[YOUR OBJECTIVE]: Write out each line of the records that has "Systems" in it.

[ENTRIES PROVIDED]:
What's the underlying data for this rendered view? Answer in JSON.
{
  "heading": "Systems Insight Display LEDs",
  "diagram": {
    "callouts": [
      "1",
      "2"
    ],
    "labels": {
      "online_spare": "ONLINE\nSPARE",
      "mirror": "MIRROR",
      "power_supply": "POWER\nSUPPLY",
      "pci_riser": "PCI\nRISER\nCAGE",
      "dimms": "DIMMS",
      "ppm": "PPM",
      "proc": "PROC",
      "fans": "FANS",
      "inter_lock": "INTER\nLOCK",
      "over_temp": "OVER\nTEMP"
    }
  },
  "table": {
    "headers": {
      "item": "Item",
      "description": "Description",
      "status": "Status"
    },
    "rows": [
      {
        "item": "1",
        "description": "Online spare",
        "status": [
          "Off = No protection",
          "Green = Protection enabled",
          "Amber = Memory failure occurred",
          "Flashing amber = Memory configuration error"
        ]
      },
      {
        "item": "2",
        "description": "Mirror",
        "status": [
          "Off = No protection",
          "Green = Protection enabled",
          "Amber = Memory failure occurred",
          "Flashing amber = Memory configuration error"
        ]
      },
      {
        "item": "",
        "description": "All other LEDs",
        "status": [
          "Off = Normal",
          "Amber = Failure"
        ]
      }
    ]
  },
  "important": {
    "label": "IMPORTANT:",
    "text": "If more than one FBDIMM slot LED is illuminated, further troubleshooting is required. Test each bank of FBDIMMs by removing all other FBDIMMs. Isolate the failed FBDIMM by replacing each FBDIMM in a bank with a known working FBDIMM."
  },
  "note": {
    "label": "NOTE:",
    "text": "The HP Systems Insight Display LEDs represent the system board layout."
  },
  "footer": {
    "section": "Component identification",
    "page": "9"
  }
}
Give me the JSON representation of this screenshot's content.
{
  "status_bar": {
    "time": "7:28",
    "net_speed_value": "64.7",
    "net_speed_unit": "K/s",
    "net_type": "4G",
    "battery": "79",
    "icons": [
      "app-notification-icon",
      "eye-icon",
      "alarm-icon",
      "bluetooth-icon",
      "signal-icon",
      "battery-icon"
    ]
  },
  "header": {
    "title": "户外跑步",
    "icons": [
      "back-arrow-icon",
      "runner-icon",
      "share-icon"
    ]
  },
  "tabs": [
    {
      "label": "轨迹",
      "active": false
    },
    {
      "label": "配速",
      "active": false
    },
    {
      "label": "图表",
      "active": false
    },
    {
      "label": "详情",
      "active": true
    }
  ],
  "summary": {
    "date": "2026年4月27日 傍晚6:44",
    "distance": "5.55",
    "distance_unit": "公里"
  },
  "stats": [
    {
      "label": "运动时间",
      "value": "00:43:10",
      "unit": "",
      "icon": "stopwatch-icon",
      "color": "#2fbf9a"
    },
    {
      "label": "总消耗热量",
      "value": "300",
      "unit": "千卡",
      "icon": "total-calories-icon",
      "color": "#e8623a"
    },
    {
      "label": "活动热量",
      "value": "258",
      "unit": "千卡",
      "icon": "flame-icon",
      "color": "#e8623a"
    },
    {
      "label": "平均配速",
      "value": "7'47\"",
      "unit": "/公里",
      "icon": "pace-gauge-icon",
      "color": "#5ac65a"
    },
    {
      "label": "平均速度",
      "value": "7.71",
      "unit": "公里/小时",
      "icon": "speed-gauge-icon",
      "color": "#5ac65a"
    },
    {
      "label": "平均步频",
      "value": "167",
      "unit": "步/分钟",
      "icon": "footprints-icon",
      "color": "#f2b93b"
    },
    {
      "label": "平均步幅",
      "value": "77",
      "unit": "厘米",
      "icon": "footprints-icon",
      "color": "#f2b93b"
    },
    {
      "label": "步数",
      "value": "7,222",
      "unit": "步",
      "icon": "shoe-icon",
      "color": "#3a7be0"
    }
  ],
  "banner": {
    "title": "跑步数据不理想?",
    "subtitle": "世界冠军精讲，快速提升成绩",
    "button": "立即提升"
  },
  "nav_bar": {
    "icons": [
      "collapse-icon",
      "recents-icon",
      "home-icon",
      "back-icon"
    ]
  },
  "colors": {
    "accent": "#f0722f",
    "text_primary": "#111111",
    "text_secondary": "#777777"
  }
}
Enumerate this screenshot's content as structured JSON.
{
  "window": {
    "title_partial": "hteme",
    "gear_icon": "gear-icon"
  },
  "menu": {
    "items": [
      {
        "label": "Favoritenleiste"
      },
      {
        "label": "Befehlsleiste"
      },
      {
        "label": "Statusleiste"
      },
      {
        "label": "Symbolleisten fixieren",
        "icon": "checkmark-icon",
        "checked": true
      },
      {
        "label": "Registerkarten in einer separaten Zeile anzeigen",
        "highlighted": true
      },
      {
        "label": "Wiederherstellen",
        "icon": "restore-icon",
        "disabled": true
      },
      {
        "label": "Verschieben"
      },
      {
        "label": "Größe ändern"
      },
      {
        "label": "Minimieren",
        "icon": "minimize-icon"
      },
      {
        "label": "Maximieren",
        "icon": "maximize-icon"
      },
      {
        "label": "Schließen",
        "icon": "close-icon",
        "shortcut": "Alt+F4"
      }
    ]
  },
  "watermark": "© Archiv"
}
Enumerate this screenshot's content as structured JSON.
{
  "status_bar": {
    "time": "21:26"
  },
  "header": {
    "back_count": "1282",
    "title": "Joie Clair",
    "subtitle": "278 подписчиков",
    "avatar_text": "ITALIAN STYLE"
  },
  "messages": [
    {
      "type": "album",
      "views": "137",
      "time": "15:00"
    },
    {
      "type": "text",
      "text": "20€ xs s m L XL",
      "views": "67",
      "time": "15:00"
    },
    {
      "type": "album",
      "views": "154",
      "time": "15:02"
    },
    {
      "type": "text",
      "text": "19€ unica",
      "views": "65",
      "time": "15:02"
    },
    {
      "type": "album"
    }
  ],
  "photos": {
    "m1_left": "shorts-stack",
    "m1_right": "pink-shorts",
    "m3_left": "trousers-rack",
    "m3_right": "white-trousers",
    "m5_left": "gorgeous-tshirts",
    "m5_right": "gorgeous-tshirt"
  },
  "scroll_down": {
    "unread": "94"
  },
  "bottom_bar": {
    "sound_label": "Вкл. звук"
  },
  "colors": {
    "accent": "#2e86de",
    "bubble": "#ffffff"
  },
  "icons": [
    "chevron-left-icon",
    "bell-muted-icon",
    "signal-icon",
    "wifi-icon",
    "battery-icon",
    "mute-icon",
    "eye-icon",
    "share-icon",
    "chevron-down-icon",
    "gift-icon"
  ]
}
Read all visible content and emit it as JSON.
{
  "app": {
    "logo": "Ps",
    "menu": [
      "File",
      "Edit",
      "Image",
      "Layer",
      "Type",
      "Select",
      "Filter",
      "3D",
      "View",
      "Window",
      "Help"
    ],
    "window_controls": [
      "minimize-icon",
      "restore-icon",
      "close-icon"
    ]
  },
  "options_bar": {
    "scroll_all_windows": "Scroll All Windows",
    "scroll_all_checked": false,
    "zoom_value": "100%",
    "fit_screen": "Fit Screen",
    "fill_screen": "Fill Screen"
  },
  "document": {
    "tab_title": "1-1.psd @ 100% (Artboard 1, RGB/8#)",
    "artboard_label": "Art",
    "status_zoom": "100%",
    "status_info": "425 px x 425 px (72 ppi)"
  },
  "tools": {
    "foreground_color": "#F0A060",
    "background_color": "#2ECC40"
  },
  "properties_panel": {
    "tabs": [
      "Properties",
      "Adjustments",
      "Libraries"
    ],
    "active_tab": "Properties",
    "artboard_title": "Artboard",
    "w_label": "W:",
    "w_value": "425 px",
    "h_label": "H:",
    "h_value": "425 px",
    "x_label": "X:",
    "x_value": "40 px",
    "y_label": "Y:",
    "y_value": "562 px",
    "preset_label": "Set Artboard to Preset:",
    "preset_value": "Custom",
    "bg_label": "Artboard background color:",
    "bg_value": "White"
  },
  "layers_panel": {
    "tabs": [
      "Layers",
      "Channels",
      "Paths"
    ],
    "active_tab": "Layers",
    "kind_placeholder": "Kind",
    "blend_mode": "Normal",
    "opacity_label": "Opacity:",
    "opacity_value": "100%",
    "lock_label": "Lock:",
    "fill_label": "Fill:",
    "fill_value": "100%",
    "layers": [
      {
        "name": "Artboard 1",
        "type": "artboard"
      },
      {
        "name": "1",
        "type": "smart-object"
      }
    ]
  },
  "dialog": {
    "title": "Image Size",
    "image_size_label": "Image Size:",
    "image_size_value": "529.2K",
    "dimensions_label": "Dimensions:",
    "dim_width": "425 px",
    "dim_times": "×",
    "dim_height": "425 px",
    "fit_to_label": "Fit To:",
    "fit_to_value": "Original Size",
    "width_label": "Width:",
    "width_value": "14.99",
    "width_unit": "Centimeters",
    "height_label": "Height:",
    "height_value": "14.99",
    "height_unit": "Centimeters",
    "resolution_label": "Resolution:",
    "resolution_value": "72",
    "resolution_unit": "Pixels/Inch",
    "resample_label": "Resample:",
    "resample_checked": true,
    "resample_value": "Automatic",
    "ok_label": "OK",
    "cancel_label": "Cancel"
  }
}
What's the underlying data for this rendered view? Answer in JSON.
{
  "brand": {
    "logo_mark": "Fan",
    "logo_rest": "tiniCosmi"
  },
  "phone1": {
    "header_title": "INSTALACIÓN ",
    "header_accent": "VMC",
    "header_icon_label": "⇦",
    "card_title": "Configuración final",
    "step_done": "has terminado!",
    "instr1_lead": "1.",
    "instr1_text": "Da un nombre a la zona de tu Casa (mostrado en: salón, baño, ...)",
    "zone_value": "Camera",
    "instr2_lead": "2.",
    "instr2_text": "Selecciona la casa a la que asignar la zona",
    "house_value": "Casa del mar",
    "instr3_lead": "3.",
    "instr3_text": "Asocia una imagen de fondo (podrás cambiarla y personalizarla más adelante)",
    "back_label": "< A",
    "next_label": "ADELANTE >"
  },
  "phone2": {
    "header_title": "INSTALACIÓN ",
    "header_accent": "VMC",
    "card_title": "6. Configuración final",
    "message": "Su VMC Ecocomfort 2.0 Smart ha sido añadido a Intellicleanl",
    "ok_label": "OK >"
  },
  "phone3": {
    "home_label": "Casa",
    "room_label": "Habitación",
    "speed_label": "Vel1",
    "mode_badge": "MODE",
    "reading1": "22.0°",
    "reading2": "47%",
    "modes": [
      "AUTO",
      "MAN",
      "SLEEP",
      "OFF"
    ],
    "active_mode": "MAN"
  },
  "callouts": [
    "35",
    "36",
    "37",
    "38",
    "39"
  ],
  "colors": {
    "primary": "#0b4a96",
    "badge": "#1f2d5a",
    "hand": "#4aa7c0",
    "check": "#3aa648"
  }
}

[ANSWER TO THE EXERCISE]:
  "heading": "Systems Insight Display LEDs",
    "text": "The HP Systems Insight Display LEDs represent the system board layout."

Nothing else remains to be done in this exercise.